#### Provided data:
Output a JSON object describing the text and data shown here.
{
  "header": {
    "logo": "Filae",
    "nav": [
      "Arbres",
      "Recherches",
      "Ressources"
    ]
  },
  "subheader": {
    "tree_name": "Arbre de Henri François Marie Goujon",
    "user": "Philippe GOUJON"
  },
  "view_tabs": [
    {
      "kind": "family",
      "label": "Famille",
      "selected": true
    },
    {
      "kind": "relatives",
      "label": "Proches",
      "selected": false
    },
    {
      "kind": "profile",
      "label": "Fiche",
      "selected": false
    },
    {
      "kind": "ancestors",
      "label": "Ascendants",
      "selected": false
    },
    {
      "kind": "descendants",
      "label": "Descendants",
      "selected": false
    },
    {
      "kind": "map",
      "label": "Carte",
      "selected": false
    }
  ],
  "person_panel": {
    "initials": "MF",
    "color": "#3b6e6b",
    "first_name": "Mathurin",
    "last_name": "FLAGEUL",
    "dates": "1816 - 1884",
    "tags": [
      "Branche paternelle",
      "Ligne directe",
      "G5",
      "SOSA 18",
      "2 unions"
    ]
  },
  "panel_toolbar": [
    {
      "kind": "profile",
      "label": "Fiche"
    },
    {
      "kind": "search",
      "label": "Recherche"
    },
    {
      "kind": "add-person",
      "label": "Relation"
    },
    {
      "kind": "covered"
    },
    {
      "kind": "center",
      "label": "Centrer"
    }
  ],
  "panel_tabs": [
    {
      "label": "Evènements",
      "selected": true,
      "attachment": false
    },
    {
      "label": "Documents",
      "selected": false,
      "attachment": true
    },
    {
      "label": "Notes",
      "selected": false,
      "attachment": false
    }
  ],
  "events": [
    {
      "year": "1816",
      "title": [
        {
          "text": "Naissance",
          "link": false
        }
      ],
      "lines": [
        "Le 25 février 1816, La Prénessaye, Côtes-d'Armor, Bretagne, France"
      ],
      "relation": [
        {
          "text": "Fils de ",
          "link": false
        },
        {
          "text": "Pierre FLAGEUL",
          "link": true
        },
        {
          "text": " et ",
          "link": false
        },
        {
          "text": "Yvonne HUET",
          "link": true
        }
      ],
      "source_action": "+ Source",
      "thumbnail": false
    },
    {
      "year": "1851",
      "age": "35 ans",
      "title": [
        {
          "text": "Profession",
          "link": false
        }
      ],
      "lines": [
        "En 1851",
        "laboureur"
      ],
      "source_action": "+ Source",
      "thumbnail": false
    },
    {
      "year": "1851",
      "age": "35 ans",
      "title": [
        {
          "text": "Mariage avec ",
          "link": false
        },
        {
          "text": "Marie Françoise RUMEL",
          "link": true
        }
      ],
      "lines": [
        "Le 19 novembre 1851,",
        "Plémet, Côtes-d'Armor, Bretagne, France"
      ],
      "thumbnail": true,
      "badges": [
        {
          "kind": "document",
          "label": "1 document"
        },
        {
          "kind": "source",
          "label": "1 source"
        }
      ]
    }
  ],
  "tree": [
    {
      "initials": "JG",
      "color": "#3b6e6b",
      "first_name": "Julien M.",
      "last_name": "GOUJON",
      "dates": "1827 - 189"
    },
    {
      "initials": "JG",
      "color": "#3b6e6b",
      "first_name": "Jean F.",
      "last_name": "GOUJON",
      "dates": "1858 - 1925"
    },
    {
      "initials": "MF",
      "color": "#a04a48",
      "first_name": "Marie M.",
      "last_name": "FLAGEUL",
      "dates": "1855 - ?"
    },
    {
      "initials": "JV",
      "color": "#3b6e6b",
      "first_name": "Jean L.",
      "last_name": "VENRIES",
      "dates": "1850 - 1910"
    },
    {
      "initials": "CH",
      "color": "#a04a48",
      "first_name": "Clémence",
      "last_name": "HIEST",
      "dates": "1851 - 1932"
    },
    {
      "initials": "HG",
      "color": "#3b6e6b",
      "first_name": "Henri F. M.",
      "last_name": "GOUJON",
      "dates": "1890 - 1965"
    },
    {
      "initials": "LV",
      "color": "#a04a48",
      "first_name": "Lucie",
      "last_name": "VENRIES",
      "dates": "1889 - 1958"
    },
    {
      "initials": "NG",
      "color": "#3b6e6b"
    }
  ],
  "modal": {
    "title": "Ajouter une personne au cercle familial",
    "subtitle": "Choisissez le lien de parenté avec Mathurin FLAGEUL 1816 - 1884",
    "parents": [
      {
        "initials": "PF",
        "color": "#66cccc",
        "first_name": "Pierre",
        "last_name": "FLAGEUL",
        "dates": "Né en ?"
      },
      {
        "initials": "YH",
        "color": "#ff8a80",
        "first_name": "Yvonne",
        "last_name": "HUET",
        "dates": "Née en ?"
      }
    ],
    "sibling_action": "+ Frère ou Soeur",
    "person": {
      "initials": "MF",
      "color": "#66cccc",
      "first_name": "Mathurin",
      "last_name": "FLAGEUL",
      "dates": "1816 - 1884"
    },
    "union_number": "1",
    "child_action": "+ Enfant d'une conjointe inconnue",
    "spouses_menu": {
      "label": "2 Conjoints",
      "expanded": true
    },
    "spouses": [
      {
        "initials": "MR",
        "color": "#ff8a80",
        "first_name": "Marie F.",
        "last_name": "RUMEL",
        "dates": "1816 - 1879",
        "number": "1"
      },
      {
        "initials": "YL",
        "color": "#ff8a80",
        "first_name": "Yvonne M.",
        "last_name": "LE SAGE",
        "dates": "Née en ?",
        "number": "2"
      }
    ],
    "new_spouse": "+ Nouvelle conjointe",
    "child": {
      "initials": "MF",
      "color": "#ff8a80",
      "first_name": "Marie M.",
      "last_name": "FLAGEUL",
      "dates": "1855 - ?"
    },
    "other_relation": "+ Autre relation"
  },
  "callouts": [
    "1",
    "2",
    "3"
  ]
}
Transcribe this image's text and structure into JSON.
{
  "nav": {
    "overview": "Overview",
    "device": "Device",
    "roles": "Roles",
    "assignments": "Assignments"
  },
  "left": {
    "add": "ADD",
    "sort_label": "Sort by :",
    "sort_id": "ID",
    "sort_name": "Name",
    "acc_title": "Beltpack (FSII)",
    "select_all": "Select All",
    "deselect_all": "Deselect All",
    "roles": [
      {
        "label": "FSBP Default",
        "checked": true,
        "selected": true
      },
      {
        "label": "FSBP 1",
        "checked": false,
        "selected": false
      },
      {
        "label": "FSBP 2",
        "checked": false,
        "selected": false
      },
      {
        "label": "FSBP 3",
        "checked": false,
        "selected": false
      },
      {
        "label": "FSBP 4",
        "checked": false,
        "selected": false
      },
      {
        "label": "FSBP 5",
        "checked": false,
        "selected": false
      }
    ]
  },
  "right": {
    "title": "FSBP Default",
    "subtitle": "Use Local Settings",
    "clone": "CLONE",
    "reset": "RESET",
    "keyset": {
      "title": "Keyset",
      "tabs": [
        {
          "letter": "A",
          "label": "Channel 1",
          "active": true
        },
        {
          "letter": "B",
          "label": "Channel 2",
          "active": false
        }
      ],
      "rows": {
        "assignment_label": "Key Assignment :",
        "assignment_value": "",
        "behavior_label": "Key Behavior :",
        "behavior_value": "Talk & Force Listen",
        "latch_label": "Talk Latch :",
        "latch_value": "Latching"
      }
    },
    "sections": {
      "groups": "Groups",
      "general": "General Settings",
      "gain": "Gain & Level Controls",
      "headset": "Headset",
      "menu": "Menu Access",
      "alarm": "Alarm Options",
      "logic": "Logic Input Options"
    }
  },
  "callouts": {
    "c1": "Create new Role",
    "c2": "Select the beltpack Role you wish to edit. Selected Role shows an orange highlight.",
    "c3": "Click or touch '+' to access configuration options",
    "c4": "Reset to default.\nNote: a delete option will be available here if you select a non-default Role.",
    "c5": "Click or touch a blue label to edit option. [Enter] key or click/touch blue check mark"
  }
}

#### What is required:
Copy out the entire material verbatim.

#### Response area:
Output a JSON object describing the text and data shown here.
{
  "header": {
    "logo": "Filae",
    "nav": [
      "Arbres",
      "Recherches",
      "Ressources"
    ]
  },
  "subheader": {
    "tree_name": "Arbre de Henri François Marie Goujon",
    "user": "Philippe GOUJON"
  },
  "view_tabs": [
    {
      "kind": "family",
      "label": "Famille",
      "selected": true
    },
    {
      "kind": "relatives",
      "label": "Proches",
      "selected": false
    },
    {
      "kind": "profile",
      "label": "Fiche",
      "selected": false
    },
    {
      "kind": "ancestors",
      "label": "Ascendants",
      "selected": false
    },
    {
      "kind": "descendants",
      "label": "Descendants",
      "selected": false
    },
    {
      "kind": "map",
      "label": "Carte",
      "selected": false
    }
  ],
  "person_panel": {
    "initials": "MF",
    "color": "#3b6e6b",
    "first_name": "Mathurin",
    "last_name": "FLAGEUL",
    "dates": "1816 - 1884",
    "tags": [
      "Branche paternelle",
      "Ligne directe",
      "G5",
      "SOSA 18",
      "2 unions"
    ]
  },
  "panel_toolbar": [
    {
      "kind": "profile",
      "label": "Fiche"
    },
    {
      "kind": "search",
      "label": "Recherche"
    },
    {
      "kind": "add-person",
      "label": "Relation"
    },
    {
      "kind": "covered"
    },
    {
      "kind": "center",
      "label": "Centrer"
    }
  ],
  "panel_tabs": [
    {
      "label": "Evènements",
      "selected": true,
      "attachment": false
    },
    {
      "label": "Documents",
      "selected": false,
      "attachment": true
    },
    {
      "label": "Notes",
      "selected": false,
      "attachment": false
    }
  ],
  "events": [
    {
      "year": "1816",
      "title": [
        {
          "text": "Naissance",
          "link": false
        }
      ],
      "lines": [
        "Le 25 février 1816, La Prénessaye, Côtes-d'Armor, Bretagne, France"
      ],
      "relation": [
        {
          "text": "Fils de ",
          "link": false
        },
        {
          "text": "Pierre FLAGEUL",
          "link": true
        },
        {
          "text": " et ",
          "link": false
        },
        {
          "text": "Yvonne HUET",
          "link": true
        }
      ],
      "source_action": "+ Source",
      "thumbnail": false
    },
    {
      "year": "1851",
      "age": "35 ans",
      "title": [
        {
          "text": "Profession",
          "link": false
        }
      ],
      "lines": [
        "En 1851",
        "laboureur"
      ],
      "source_action": "+ Source",
      "thumbnail": false
    },
    {
      "year": "1851",
      "age": "35 ans",
      "title": [
        {
          "text": "Mariage avec ",
          "link": false
        },
        {
          "text": "Marie Françoise RUMEL",
          "link": true
        }
      ],
      "lines": [
        "Le 19 novembre 1851,",
        "Plémet, Côtes-d'Armor, Bretagne, France"
      ],
      "thumbnail": true,
      "badges": [
        {
          "kind": "document",
          "label": "1 document"
        },
        {
          "kind": "source",
          "label": "1 source"
        }
      ]
    }
  ],
  "tree": [
    {
      "initials": "JG",
      "color": "#3b6e6b",
      "first_name": "Julien M.",
      "last_name": "GOUJON",
      "dates": "1827 - 189"
    },
    {
      "initials": "JG",
      "color": "#3b6e6b",
      "first_name": "Jean F.",
      "last_name": "GOUJON",
      "dates": "1858 - 1925"
    },
    {
      "initials": "MF",
      "color": "#a04a48",
      "first_name": "Marie M.",
      "last_name": "FLAGEUL",
      "dates": "1855 - ?"
    },
    {
      "initials": "JV",
      "color": "#3b6e6b",
      "first_name": "Jean L.",
      "last_name": "VENRIES",
      "dates": "1850 - 1910"
    },
    {
      "initials": "CH",
      "color": "#a04a48",
      "first_name": "Clémence",
      "last_name": "HIEST",
      "dates": "1851 - 1932"
    },
    {
      "initials": "HG",
      "color": "#3b6e6b",
      "first_name": "Henri F. M.",
      "last_name": "GOUJON",
      "dates": "1890 - 1965"
    },
    {
      "initials": "LV",
      "color": "#a04a48",
      "first_name": "Lucie",
      "last_name": "VENRIES",
      "dates": "1889 - 1958"
    },
    {
      "initials": "NG",
      "color": "#3b6e6b"
    }
  ],
  "modal": {
    "title": "Ajouter une personne au cercle familial",
    "subtitle": "Choisissez le lien de parenté avec Mathurin FLAGEUL 1816 - 1884",
    "parents": [
      {
        "initials": "PF",
        "color": "#66cccc",
        "first_name": "Pierre",
        "last_name": "FLAGEUL",
        "dates": "Né en ?"
      },
      {
        "initials": "YH",
        "color": "#ff8a80",
        "first_name": "Yvonne",
        "last_name": "HUET",
        "dates": "Née en ?"
      }
    ],
    "sibling_action": "+ Frère ou Soeur",
    "person": {
      "initials": "MF",
      "color": "#66cccc",
      "first_name": "Mathurin",
      "last_name": "FLAGEUL",
      "dates": "1816 - 1884"
    },
    "union_number": "1",
    "child_action": "+ Enfant d'une conjointe inconnue",
    "spouses_menu": {
      "label": "2 Conjoints",
      "expanded": true
    },
    "spouses": [
      {
        "initials": "MR",
        "color": "#ff8a80",
        "first_name": "Marie F.",
        "last_name": "RUMEL",
        "dates": "1816 - 1879",
        "number": "1"
      },
      {
        "initials": "YL",
        "color": "#ff8a80",
        "first_name": "Yvonne M.",
        "last_name": "LE SAGE",
        "dates": "Née en ?",
        "number": "2"
      }
    ],
    "new_spouse": "+ Nouvelle conjointe",
    "child": {
      "initials": "MF",
      "color": "#ff8a80",
      "first_name": "Marie M.",
      "last_name": "FLAGEUL",
      "dates": "1855 - ?"
    },
    "other_relation": "+ Autre relation"
  },
  "callouts": [
    "1",
    "2",
    "3"
  ]
}
Transcribe this image's text and structure into JSON.
{
  "nav": {
    "overview": "Overview",
    "device": "Device",
    "roles": "Roles",
    "assignments": "Assignments"
  },
  "left": {
    "add": "ADD",
    "sort_label": "Sort by :",
    "sort_id": "ID",
    "sort_name": "Name",
    "acc_title": "Beltpack (FSII)",
    "select_all": "Select All",
    "deselect_all": "Deselect All",
    "roles": [
      {
        "label": "FSBP Default",
        "checked": true,
        "selected": true
      },
      {
        "label": "FSBP 1",
        "checked": false,
        "selected": false
      },
      {
        "label": "FSBP 2",
        "checked": false,
        "selected": false
      },
      {
        "label": "FSBP 3",
        "checked": false,
        "selected": false
      },
      {
        "label": "FSBP 4",
        "checked": false,
        "selected": false
      },
      {
        "label": "FSBP 5",
        "checked": false,
        "selected": false
      }
    ]
  },
  "right": {
    "title": "FSBP Default",
    "subtitle": "Use Local Settings",
    "clone": "CLONE",
    "reset": "RESET",
    "keyset": {
      "title": "Keyset",
      "tabs": [
        {
          "letter": "A",
          "label": "Channel 1",
          "active": true
        },
        {
          "letter": "B",
          "label": "Channel 2",
          "active": false
        }
      ],
      "rows": {
        "assignment_label": "Key Assignment :",
        "assignment_value": "",
        "behavior_label": "Key Behavior :",
        "behavior_value": "Talk & Force Listen",
        "latch_label": "Talk Latch :",
        "latch_value": "Latching"
      }
    },
    "sections": {
      "groups": "Groups",
      "general": "General Settings",
      "gain": "Gain & Level Controls",
      "headset": "Headset",
      "menu": "Menu Access",
      "alarm": "Alarm Options",
      "logic": "Logic Input Options"
    }
  },
  "callouts": {
    "c1": "Create new Role",
    "c2": "Select the beltpack Role you wish to edit. Selected Role shows an orange highlight.",
    "c3": "Click or touch '+' to access configuration options",
    "c4": "Reset to default.\nNote: a delete option will be available here if you select a non-default Role.",
    "c5": "Click or touch a blue label to edit option. [Enter] key or click/touch blue check mark"
  }
}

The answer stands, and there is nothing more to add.